> [How to complete this task]: Pick out each line in these entries that contains the string "points".

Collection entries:
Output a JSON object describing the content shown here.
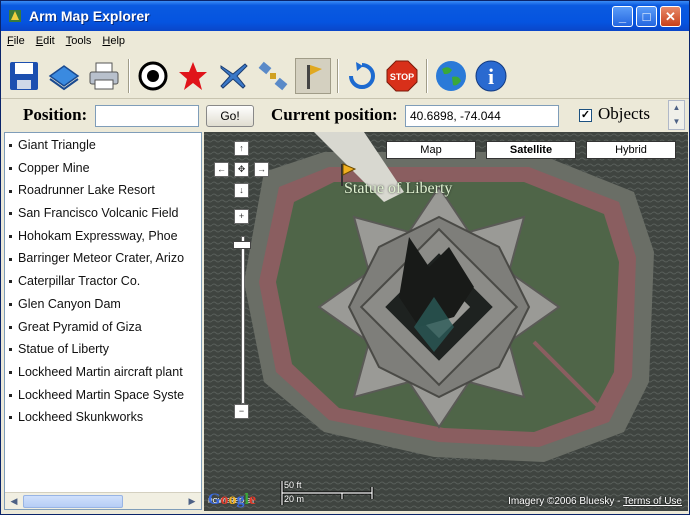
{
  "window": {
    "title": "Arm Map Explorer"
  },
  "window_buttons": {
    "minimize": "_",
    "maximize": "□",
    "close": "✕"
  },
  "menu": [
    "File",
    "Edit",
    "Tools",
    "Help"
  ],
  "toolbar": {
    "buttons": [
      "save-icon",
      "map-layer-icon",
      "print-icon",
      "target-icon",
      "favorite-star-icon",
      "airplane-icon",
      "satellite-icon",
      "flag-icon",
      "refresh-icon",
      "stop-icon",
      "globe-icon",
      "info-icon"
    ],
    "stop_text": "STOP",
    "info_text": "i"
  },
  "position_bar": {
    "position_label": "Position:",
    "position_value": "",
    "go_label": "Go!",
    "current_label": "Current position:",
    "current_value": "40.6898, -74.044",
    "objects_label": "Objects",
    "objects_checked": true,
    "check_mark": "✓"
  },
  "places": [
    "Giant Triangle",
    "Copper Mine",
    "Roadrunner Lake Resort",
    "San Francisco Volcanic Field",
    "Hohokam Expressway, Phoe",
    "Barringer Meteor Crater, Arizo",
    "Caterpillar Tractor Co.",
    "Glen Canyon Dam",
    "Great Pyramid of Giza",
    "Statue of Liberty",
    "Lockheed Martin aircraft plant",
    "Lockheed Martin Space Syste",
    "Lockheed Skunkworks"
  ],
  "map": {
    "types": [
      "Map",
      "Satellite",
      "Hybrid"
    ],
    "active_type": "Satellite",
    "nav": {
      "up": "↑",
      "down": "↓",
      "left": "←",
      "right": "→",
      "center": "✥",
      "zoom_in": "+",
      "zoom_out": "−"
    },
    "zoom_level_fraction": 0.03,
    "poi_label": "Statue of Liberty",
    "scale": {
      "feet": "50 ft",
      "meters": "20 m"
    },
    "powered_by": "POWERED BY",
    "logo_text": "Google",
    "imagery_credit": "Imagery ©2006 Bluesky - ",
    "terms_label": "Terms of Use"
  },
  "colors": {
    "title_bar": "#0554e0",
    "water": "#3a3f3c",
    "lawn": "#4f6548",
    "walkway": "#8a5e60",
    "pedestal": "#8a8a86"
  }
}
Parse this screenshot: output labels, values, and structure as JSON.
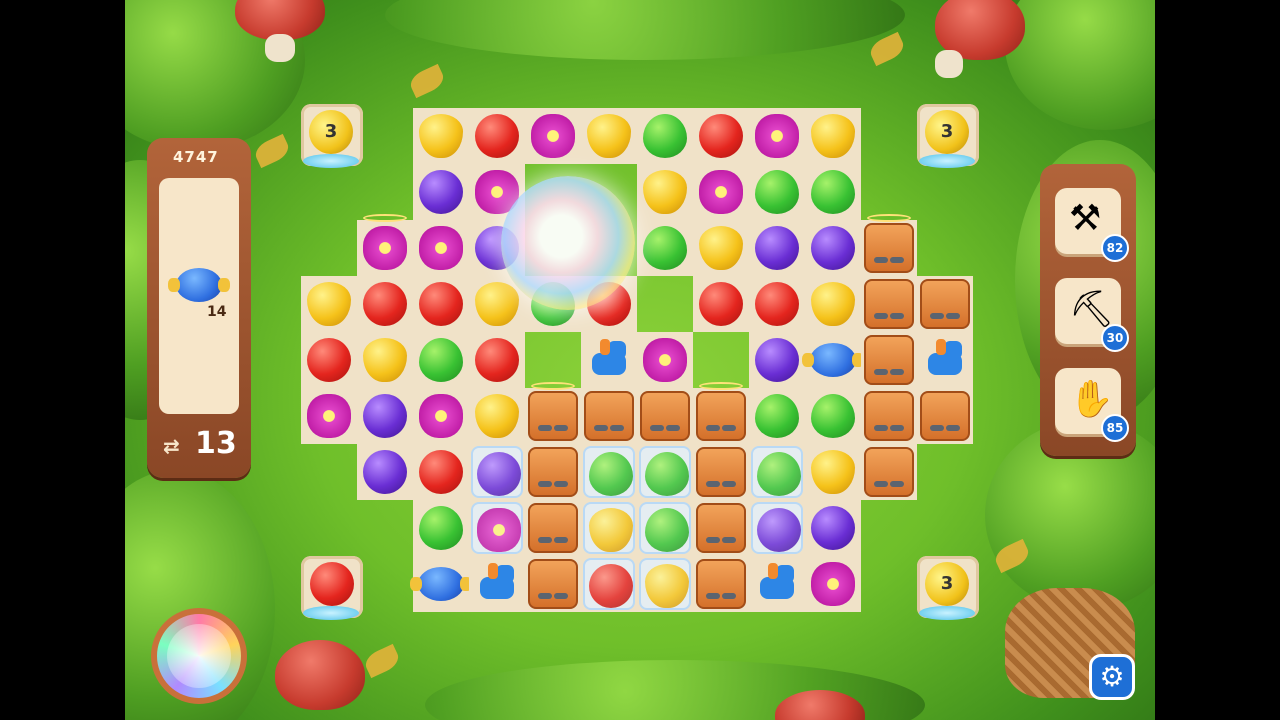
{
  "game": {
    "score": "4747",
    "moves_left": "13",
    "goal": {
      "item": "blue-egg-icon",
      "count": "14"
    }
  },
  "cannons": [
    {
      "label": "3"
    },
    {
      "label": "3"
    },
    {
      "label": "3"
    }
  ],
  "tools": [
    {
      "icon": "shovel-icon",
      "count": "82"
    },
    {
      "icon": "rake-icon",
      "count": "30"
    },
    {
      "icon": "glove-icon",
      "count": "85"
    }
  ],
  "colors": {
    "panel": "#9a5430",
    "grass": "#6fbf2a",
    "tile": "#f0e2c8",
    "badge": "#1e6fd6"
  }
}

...

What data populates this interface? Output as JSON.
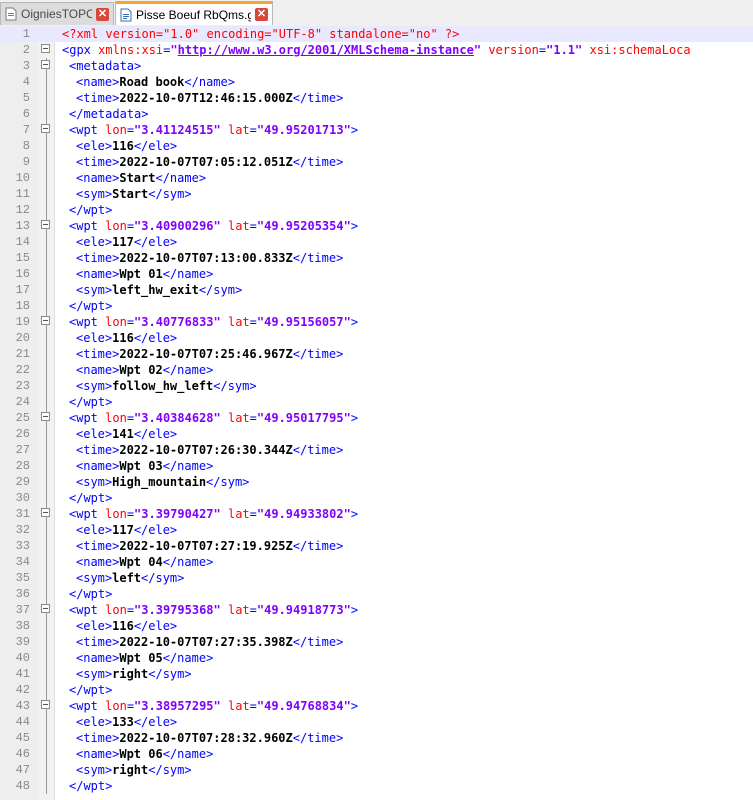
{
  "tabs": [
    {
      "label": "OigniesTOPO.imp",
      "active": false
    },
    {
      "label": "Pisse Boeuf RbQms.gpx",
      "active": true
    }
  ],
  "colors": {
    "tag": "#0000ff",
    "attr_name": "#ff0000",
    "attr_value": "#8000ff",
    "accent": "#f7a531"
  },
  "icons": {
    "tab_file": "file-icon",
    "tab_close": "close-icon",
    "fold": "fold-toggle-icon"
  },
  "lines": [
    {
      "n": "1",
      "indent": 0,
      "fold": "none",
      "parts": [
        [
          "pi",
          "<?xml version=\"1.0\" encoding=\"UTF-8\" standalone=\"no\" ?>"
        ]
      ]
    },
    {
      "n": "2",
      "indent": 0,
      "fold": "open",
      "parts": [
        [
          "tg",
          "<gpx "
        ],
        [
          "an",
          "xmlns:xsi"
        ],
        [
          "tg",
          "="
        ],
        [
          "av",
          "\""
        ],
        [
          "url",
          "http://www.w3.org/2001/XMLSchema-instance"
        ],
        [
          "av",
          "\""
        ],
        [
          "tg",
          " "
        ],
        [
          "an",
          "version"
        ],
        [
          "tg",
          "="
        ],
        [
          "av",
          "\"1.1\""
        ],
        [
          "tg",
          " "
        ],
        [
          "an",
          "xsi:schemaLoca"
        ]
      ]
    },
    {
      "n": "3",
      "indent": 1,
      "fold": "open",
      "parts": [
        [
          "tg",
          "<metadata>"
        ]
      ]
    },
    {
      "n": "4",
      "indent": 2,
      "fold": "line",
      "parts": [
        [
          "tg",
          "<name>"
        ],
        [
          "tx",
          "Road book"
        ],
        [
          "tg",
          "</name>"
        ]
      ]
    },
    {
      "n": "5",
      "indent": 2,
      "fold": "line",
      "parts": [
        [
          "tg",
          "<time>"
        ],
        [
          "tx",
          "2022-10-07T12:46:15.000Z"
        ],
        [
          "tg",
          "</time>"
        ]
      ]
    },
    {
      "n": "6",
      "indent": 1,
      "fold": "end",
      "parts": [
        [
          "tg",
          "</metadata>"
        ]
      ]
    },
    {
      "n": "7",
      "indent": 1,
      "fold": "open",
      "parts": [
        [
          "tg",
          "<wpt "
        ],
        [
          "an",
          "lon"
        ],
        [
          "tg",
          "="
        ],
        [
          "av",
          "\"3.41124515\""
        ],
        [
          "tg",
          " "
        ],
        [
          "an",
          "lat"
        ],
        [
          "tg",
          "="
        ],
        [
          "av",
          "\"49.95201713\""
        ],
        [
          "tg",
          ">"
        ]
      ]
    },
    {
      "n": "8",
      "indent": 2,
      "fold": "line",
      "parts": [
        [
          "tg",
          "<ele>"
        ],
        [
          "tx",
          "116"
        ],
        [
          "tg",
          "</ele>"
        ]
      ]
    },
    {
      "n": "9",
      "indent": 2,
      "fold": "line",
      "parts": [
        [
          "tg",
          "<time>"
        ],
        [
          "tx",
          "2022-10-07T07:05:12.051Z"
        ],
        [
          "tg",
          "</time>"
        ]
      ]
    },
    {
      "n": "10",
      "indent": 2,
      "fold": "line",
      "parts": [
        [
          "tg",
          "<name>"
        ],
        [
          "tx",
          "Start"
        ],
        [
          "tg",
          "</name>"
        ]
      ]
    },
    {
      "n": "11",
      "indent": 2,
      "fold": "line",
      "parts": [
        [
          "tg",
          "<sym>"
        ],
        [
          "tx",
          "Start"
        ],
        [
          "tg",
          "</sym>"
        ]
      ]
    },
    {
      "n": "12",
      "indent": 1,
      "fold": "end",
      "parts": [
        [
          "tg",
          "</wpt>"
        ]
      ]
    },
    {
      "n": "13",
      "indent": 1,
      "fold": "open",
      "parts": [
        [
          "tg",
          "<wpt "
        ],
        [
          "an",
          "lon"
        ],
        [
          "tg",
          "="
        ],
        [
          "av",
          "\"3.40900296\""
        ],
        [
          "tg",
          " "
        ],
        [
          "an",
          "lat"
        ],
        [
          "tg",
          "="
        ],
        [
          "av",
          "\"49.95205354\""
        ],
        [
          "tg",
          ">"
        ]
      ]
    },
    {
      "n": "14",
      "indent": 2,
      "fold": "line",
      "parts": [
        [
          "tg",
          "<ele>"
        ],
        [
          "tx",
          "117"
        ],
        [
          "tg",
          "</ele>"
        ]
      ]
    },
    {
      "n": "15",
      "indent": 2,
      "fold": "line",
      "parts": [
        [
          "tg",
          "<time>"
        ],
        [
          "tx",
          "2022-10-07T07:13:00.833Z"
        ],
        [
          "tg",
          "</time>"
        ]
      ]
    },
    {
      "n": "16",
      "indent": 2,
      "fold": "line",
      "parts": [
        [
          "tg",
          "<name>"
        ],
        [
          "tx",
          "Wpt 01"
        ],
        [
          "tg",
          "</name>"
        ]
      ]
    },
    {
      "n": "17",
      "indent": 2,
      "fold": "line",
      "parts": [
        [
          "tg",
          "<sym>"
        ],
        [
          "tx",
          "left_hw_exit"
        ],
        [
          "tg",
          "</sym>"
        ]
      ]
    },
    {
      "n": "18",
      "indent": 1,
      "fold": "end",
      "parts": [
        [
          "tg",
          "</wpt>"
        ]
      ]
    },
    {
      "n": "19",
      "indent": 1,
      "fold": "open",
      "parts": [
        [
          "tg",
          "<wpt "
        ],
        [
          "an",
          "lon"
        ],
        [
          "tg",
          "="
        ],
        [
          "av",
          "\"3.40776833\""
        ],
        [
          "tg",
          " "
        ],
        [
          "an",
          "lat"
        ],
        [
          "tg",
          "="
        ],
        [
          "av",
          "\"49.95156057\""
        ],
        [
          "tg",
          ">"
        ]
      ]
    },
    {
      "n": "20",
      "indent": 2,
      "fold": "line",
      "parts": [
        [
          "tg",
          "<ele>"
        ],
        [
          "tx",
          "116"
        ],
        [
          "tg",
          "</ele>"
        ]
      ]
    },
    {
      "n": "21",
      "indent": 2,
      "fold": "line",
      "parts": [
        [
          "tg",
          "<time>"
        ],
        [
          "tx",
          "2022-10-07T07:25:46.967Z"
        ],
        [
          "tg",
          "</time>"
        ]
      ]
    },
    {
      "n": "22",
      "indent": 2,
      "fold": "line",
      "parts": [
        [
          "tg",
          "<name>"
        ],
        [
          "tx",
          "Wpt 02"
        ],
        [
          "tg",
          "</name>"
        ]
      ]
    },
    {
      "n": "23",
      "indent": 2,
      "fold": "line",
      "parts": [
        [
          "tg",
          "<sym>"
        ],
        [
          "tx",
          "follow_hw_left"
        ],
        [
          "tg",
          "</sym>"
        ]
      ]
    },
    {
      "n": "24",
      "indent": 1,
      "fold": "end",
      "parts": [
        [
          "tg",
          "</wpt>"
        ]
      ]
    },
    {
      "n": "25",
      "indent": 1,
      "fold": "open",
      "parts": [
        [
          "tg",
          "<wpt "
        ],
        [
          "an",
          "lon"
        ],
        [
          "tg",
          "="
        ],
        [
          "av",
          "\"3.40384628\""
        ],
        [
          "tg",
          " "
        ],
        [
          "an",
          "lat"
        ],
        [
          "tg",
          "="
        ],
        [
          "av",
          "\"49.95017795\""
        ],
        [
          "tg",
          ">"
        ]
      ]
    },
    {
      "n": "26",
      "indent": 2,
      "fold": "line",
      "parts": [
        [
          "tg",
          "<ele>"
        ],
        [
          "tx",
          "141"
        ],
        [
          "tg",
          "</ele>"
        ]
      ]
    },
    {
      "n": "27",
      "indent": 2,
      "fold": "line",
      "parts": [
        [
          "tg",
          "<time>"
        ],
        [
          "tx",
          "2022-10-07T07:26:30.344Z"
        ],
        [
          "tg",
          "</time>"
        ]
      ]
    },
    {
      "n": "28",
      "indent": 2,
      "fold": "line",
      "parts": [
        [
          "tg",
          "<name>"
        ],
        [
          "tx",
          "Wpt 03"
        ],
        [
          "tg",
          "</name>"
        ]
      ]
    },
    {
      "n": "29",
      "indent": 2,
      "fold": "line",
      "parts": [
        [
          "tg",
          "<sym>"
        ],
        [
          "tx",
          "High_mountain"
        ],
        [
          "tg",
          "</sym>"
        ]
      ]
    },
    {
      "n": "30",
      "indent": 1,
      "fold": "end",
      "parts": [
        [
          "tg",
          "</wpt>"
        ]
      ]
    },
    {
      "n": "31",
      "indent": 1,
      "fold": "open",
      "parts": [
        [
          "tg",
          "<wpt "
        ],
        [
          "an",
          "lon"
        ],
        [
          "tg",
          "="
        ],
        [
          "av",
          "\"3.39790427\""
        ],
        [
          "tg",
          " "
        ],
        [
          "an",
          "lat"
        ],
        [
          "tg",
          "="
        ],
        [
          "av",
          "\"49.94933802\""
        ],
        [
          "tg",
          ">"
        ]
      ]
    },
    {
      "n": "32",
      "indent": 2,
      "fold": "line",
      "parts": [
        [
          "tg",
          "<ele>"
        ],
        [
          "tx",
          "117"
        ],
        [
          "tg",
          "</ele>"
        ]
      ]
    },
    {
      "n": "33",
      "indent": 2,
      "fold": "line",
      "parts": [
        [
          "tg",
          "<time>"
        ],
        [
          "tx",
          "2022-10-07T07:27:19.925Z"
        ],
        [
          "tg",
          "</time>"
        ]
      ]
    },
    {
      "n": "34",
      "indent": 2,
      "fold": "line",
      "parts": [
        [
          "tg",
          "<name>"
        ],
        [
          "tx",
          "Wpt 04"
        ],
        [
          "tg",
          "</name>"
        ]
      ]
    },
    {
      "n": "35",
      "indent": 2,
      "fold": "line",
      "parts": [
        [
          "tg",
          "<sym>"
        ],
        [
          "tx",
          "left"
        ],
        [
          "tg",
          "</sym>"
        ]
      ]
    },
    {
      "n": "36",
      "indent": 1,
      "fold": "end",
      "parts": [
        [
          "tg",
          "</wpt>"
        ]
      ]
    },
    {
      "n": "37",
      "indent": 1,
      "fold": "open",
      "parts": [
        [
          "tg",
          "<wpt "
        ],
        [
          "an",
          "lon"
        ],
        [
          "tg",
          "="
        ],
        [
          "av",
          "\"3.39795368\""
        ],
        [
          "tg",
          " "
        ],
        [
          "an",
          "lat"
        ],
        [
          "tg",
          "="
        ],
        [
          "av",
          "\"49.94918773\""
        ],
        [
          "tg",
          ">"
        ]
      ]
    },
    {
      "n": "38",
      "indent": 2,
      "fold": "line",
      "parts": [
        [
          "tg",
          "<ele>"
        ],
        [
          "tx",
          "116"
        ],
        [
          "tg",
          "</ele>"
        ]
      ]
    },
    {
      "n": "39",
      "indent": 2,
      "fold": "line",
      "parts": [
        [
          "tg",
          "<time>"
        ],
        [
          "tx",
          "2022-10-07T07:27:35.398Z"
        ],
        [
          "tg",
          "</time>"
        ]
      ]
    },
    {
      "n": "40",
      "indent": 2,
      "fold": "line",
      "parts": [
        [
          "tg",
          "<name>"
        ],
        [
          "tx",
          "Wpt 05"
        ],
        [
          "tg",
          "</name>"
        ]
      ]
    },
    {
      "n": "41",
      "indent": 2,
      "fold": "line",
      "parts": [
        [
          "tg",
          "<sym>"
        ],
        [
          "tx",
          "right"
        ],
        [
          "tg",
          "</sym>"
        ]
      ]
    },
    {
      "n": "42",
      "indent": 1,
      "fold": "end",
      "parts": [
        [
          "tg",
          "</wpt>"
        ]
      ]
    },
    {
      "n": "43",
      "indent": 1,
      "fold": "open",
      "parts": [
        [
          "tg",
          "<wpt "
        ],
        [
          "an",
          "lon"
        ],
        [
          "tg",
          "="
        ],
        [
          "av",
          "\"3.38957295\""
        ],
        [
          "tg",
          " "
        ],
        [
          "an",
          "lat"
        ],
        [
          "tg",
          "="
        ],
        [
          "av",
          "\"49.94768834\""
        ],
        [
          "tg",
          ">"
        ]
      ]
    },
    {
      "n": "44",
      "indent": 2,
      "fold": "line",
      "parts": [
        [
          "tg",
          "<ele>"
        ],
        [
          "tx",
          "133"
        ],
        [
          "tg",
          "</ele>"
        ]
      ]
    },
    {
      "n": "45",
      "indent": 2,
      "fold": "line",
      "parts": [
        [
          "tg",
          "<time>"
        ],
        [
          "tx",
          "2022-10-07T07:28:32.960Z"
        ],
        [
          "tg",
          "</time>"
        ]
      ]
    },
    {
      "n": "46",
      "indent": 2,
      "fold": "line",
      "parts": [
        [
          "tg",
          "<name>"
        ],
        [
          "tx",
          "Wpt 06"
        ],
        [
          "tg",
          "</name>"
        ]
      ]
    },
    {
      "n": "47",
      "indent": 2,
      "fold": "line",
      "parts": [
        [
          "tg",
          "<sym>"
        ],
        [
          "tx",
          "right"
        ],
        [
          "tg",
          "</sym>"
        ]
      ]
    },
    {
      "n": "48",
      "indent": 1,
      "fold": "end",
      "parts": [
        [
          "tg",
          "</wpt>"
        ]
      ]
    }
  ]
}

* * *

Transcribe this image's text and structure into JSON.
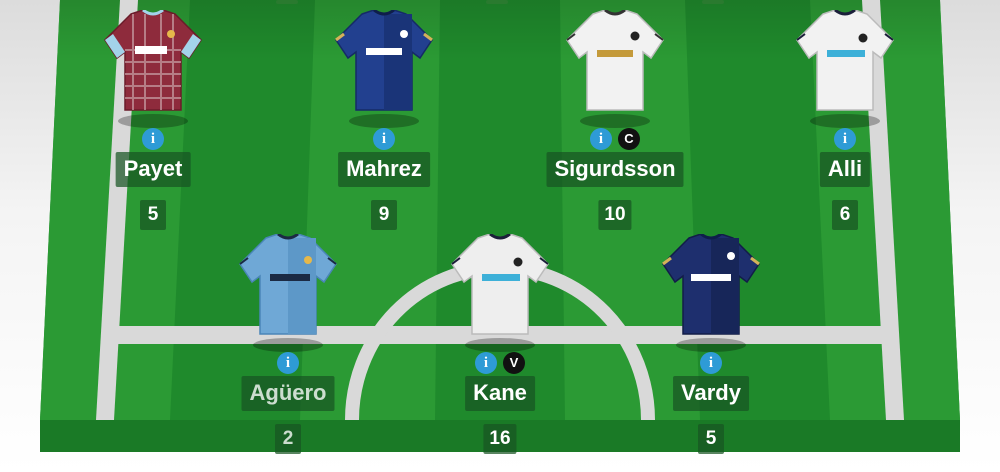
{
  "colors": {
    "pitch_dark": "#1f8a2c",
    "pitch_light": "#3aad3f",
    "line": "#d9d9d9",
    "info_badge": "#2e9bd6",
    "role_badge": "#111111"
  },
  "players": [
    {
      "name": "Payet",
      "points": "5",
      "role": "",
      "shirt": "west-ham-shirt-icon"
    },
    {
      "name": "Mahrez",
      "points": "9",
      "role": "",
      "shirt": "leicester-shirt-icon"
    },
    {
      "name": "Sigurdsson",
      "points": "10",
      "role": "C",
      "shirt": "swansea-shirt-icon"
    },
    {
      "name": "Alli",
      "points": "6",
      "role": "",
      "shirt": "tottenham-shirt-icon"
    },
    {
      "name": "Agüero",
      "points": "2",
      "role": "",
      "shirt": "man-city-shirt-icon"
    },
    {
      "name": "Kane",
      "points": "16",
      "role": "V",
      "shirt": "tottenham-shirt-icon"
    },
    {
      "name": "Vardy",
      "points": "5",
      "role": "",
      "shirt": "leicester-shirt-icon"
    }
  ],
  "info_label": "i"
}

> [Response to this task]:
      "points": "5",
      "points": "9",
      "points": "10",
      "points": "6",
      "points": "2",
      "points": "16",
      "points": "5",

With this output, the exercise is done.